TRSB CEO Mary Kazamias told Slator that the two companies connected in 2020, just before the pandemic hit. TRSB approached Anglocom as part of their acquisition strategy. “Initial conversations revealed that we were aligned in our vision; we felt that our two organizations could greatly benefit from joining forces. The timing and overall fit were just right,” Kazamias said.
A few months prior, in December 2019, TRSB inked a recapitalization agreement with American private equity firm Hammond, Kennedy, Whitney & Company (HKW). Kazamias told Slator at the time that TRSB was “now an active player in the buying M&A scene.” The LSP’s current shareholders include the original family owners, TRSB’s management team, and HKW.
Kazamias declined to share revenues for Anglocom, but said that the combined company headcount is close to the 300-person mark. “Over 60% of our staff are linguists: translators, revisers, proofreaders, terminologists,” she added.
Anglocom’s highly-skilled linguist workforce, which mainly focuses on French-to-English translation and adaptation, was central to the acquisition, Kazamias explained. She noted that Anglocom’s translation teams bring added expertise since their translators are also writers and they are particularly adept at working on marketing materials.

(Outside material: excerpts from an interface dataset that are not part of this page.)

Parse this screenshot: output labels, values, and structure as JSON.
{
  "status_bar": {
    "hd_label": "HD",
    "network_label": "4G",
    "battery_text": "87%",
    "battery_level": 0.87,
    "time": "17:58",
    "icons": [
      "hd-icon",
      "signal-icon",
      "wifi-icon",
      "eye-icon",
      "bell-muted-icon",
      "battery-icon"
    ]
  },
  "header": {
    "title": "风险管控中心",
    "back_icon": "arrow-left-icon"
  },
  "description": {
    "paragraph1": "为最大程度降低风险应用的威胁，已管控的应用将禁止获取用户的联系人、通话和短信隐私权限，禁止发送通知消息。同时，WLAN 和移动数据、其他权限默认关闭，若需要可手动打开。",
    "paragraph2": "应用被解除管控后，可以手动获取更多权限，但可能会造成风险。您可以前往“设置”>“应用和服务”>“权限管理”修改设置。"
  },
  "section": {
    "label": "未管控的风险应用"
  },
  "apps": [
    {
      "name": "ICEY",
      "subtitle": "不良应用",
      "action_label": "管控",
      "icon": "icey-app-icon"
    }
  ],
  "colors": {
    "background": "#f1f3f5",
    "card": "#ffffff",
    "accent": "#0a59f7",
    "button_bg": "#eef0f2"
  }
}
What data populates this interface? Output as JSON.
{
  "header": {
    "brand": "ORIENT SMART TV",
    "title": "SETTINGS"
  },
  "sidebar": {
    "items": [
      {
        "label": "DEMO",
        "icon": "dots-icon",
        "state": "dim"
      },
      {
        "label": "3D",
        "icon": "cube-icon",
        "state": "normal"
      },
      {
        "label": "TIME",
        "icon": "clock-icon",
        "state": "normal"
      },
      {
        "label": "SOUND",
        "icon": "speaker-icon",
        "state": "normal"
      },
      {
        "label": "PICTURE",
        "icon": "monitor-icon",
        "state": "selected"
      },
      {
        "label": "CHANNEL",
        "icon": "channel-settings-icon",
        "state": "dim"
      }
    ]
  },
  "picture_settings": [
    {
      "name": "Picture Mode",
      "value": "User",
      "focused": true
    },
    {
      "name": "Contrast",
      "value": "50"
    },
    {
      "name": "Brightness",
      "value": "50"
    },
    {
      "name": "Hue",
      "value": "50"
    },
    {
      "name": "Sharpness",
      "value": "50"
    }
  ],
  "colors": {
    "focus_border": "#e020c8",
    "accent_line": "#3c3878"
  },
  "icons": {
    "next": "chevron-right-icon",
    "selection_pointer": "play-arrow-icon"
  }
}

Anglocom’s two owners, Grant Hamilton (President and Founder) and Grégory Avenet (VP of Operations), will stay on post-sale, Kazamias confirmed.
The TRSB CEO described the two companies as complementary and said there was very little client overlap. Both TRSB and Anglocom mainly serve the Canadian market across a variety of end-customer verticals including finance, insurance, life sciences, technology, public sector, and retail. She said Anglocom adds the advertising expertise.
Kazamias also outlined the translation technology used by the two companies, saying that they currently use different management tools, both proprietary and off-the-shelf, but plan to streamline, eventually.
As for machine translation (MT) and how it is being deployed across the language industry supply chain, Kazamias said: “MT has been around for some time now and we do not foresee any greater impact than it already has had on the industry.”
TRSB generated revenues of CAD 32.4m (USD 24.5m) in 2020, growing by a Covid-beating 14% during the year. Their performance is reflective of what Kazamias described as a “quite healthy” language services market in Canada “even in the last year.” In fact, she said, the “pandemic created a greater demand for high-caliber translation.”
TRSB’s closest local rival by revenues, Quebec-based Versacom, grew strongly by around 17% to CAD 33.4m (USD 26.2m) in 2020, while revenues at Canadian LSPs OXO Group, Scriptis, and LAT Multilingual, all increased as well.
Discussing the road ahead, Kazamias said that the plan is for both brands to remain. “Anglocom will continue to attract and fulfill the needs of customers looking for very high-end translation both in French and English,” she said.
Meanwhile, Kazamias identified a number of key challenges for the next two years: the Canadian labor market, non-core providers (i.e., non-LSPs) competing in translation services, and market consolidation.
Taft and McMillan provided legal advisory on the transaction, while the M&A advisers were PKF Advisory LLC.